> _ABOUT THIS TASK_
The answer must consist of each line below that holds the word "Systems", copied as it stands.
[EXTRACTED DATA Boundary: Start]
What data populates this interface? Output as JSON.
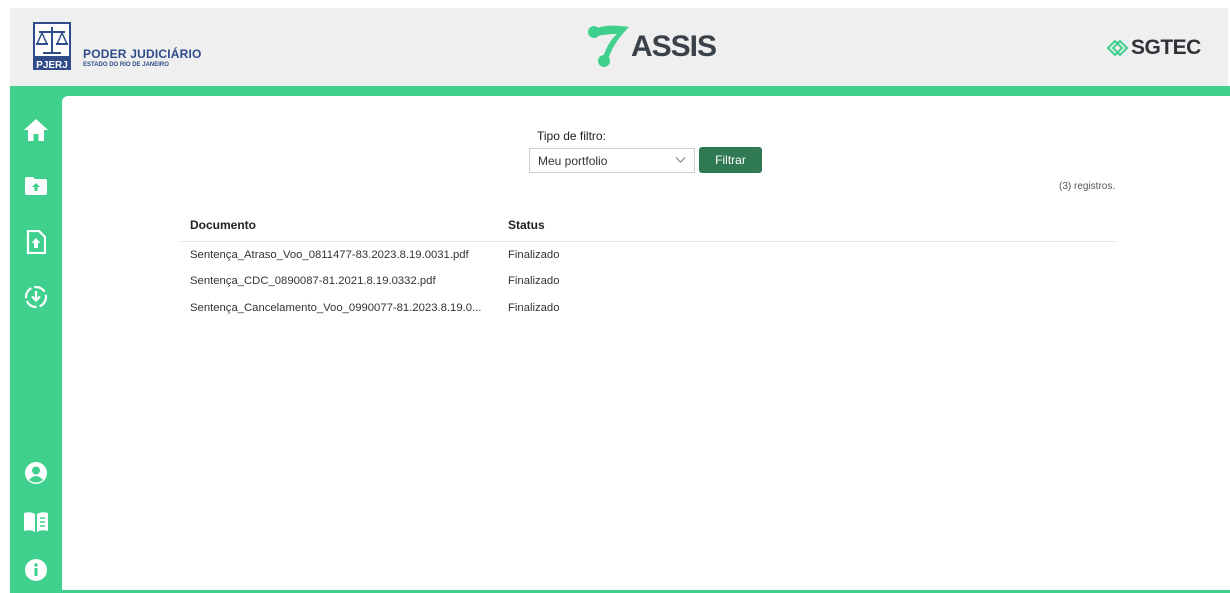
{
  "header": {
    "org_title": "PODER JUDICIÁRIO",
    "org_subtitle": "ESTADO DO RIO DE JANEIRO",
    "org_abbrev": "PJERJ",
    "app_name": "ASSIS",
    "partner_name": "SGTEC"
  },
  "colors": {
    "accent_green": "#3fd08e",
    "button_green": "#2f7a52",
    "org_blue": "#2f4b8a"
  },
  "sidebar": {
    "icons": [
      "home-icon",
      "folder-upload-icon",
      "file-upload-icon",
      "download-circle-icon",
      "user-icon",
      "book-icon",
      "info-icon"
    ]
  },
  "filter": {
    "label": "Tipo de filtro:",
    "selected": "Meu portfolio",
    "button_label": "Filtrar"
  },
  "records_count": "(3) registros.",
  "table": {
    "columns": [
      "Documento",
      "Status"
    ],
    "rows": [
      {
        "documento": "Sentença_Atraso_Voo_0811477-83.2023.8.19.0031.pdf",
        "status": "Finalizado"
      },
      {
        "documento": "Sentença_CDC_0890087-81.2021.8.19.0332.pdf",
        "status": "Finalizado"
      },
      {
        "documento": "Sentença_Cancelamento_Voo_0990077-81.2023.8.19.0...",
        "status": "Finalizado"
      }
    ]
  }
}
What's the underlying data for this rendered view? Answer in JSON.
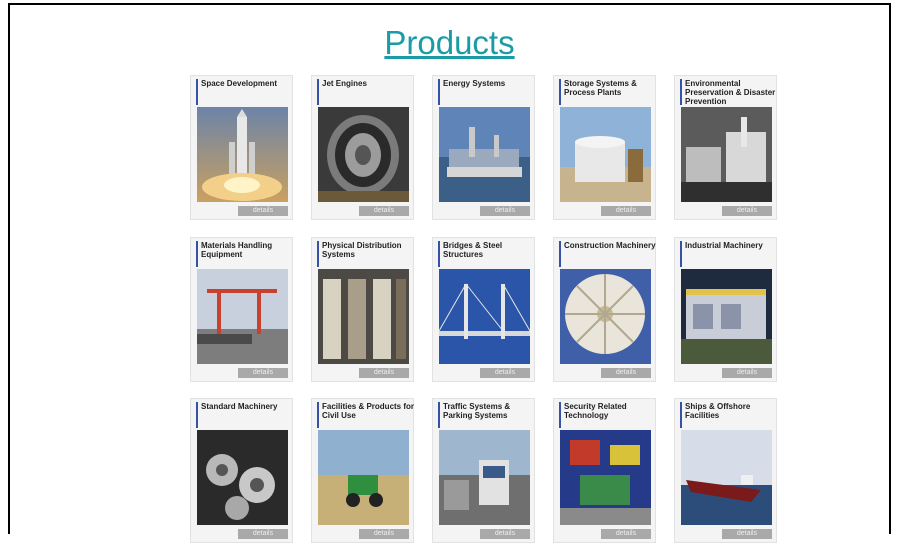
{
  "page": {
    "title": "Products"
  },
  "products": [
    {
      "label": "Space Development",
      "details": "details"
    },
    {
      "label": "Jet Engines",
      "details": "details"
    },
    {
      "label": "Energy Systems",
      "details": "details"
    },
    {
      "label": "Storage Systems & Process Plants",
      "details": "details"
    },
    {
      "label": "Environmental Preservation & Disaster Prevention",
      "details": "details"
    },
    {
      "label": "Materials Handling Equipment",
      "details": "details"
    },
    {
      "label": "Physical Distribution Systems",
      "details": "details"
    },
    {
      "label": "Bridges & Steel Structures",
      "details": "details"
    },
    {
      "label": "Construction Machinery",
      "details": "details"
    },
    {
      "label": "Industrial Machinery",
      "details": "details"
    },
    {
      "label": "Standard Machinery",
      "details": "details"
    },
    {
      "label": "Facilities & Products for Civil Use",
      "details": "details"
    },
    {
      "label": "Traffic Systems & Parking Systems",
      "details": "details"
    },
    {
      "label": "Security Related Technology",
      "details": "details"
    },
    {
      "label": "Ships & Offshore Facilities",
      "details": "details"
    }
  ]
}
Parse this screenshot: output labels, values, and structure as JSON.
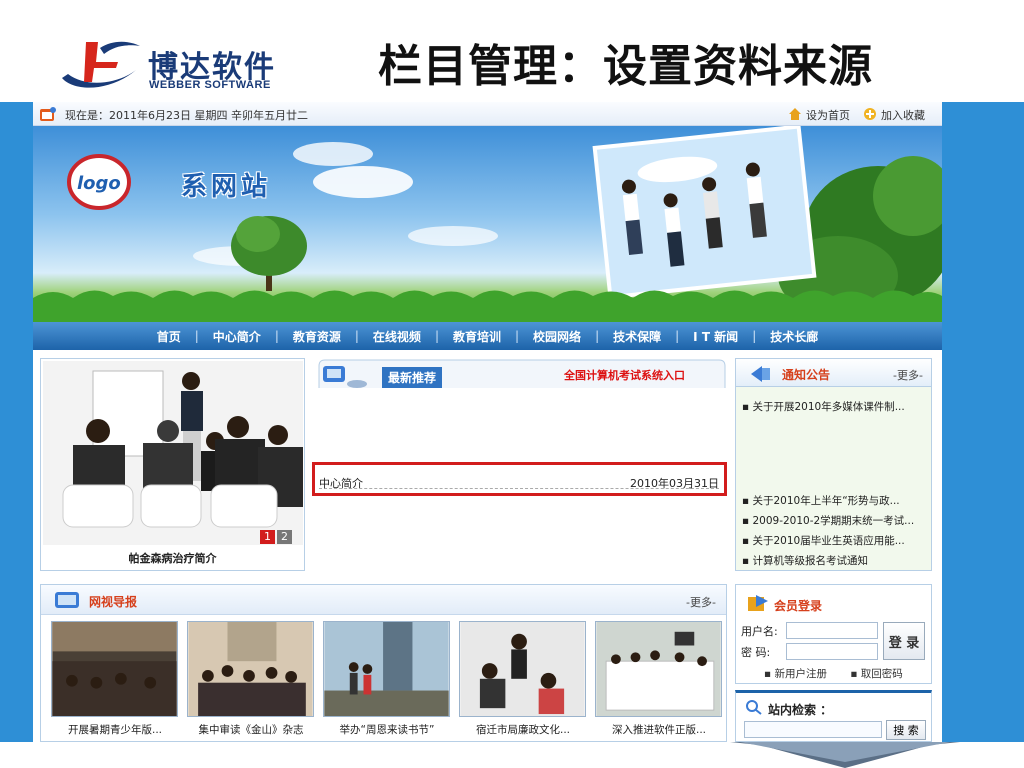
{
  "slide": {
    "title": "栏目管理：设置资料来源",
    "brand_cn": "博达软件",
    "brand_en": "WEBBER SOFTWARE"
  },
  "topbar": {
    "date_text": "现在是：2011年6月23日  星期四  辛卯年五月廿二",
    "set_home": "设为首页",
    "add_fav": "加入收藏"
  },
  "banner": {
    "logo_text": "logo",
    "site_name": "系网站"
  },
  "nav": {
    "items": [
      "首页",
      "中心简介",
      "教育资源",
      "在线视频",
      "教育培训",
      "校园网络",
      "技术保障",
      "I T 新闻",
      "技术长廊"
    ]
  },
  "slideshow": {
    "caption": "帕金森病治疗简介",
    "pages": [
      "1",
      "2"
    ],
    "active_page": "1"
  },
  "recommend": {
    "title": "最新推荐",
    "link": "全国计算机考试系统入口",
    "items": [
      {
        "title": "中心简介",
        "date": "2010年03月31日"
      }
    ]
  },
  "notice": {
    "title": "通知公告",
    "more": "-更多-",
    "items": [
      "关于开展2010年多媒体课件制...",
      "关于2010年上半年“形势与政...",
      "2009-2010-2学期期末统一考试...",
      "关于2010届毕业生英语应用能...",
      "计算机等级报名考试通知"
    ]
  },
  "video": {
    "title": "网视导报",
    "more": "-更多-",
    "items": [
      "开展暑期青少年版...",
      "集中审读《金山》杂志",
      "举办“周恩来读书节”",
      "宿迁市局廉政文化...",
      "深入推进软件正版..."
    ]
  },
  "login": {
    "title": "会员登录",
    "username_label": "用户名:",
    "password_label": "密  码:",
    "button": "登 录",
    "register": "新用户注册",
    "recover": "取回密码"
  },
  "search": {
    "title": "站内检索 ：",
    "button": "搜 索"
  },
  "colors": {
    "band_blue": "#2e8fd6",
    "nav_blue": "#1d63a9",
    "highlight_red": "#d21c1c",
    "panel_title_orange": "#d6401c"
  }
}
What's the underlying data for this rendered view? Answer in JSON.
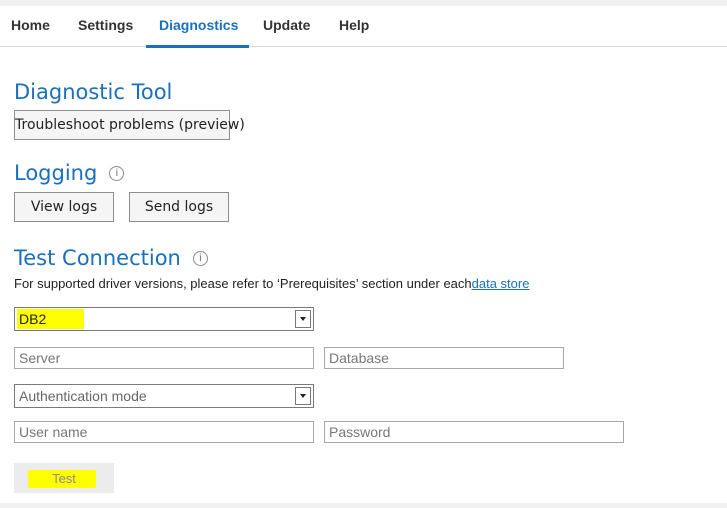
{
  "tabs": [
    {
      "label": "Home"
    },
    {
      "label": "Settings"
    },
    {
      "label": "Diagnostics",
      "active": true
    },
    {
      "label": "Update"
    },
    {
      "label": "Help"
    }
  ],
  "diagnostic": {
    "title": "Diagnostic Tool",
    "troubleshoot_label": "Troubleshoot problems (preview)"
  },
  "logging": {
    "title": "Logging",
    "info_glyph": "i",
    "view_logs_label": "View logs",
    "send_logs_label": "Send logs"
  },
  "test_connection": {
    "title": "Test Connection",
    "info_glyph": "i",
    "description": "For supported driver versions, please refer to ‘Prerequisites’ section under each",
    "link_text": "data store",
    "data_store_value": "DB2",
    "server_placeholder": "Server",
    "database_placeholder": "Database",
    "auth_mode_value": "Authentication mode",
    "username_placeholder": "User name",
    "password_placeholder": "Password",
    "test_label": "Test"
  },
  "colors": {
    "accent": "#1a6fbf",
    "highlight": "#ffff00"
  },
  "icons": {
    "info": "info-circle-icon",
    "dropdown": "chevron-down-icon"
  }
}
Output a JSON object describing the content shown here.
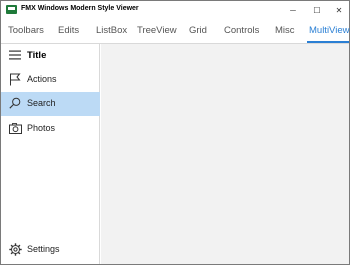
{
  "window": {
    "title": "FMX Windows Modern Style Viewer"
  },
  "titlebar_buttons": {
    "minimize": "─",
    "maximize": "☐",
    "close": "✕"
  },
  "tabs": [
    {
      "label": "Toolbars"
    },
    {
      "label": "Edits"
    },
    {
      "label": "ListBox"
    },
    {
      "label": "TreeView"
    },
    {
      "label": "Grid"
    },
    {
      "label": "Controls"
    },
    {
      "label": "Misc"
    },
    {
      "label": "MultiView"
    }
  ],
  "active_tab": "MultiView",
  "sidebar": {
    "title": "Title",
    "items": [
      {
        "label": "Actions",
        "icon": "flag-icon"
      },
      {
        "label": "Search",
        "icon": "search-icon",
        "selected": true
      },
      {
        "label": "Photos",
        "icon": "camera-icon"
      }
    ],
    "footer": {
      "label": "Settings",
      "icon": "gear-icon"
    }
  },
  "colors": {
    "accent": "#2a7fd4",
    "selected_bg": "#bcdaf5",
    "content_bg": "#f2f2f2"
  }
}
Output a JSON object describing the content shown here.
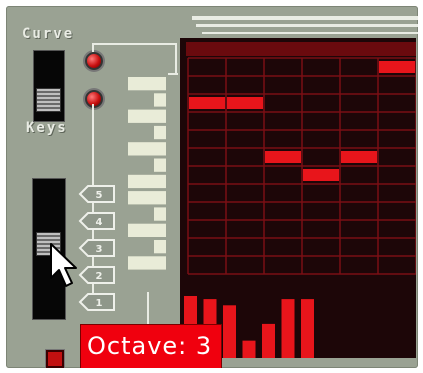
{
  "labels": {
    "curve": "Curve",
    "keys": "Keys"
  },
  "octave_buttons": [
    "5",
    "4",
    "3",
    "2",
    "1"
  ],
  "tooltip": {
    "text": "Octave: 3"
  },
  "octave": {
    "selected": 3
  },
  "pattern_grid": {
    "rows": 12,
    "cols": 6,
    "active_notes": [
      {
        "step": 1,
        "row": 3
      },
      {
        "step": 2,
        "row": 3
      },
      {
        "step": 3,
        "row": 6
      },
      {
        "step": 4,
        "row": 7
      },
      {
        "step": 5,
        "row": 6
      },
      {
        "step": 6,
        "row": 1
      }
    ],
    "velocity": [
      1.0,
      0.95,
      0.85,
      0.28,
      0.55,
      0.95,
      0.95
    ]
  },
  "colors": {
    "accent": "#f0000e",
    "note": "#e8151b",
    "grid_bg": "#1d0608",
    "panel": "#9aa293"
  }
}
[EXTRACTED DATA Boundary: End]
> _SOLUTION TO THIS TASK_
      "label": "Energy Systems",
      "label": "Storage Systems & Process Plants",
      "label": "Physical Distribution Systems",
      "label": "Traffic Systems & Parking Systems",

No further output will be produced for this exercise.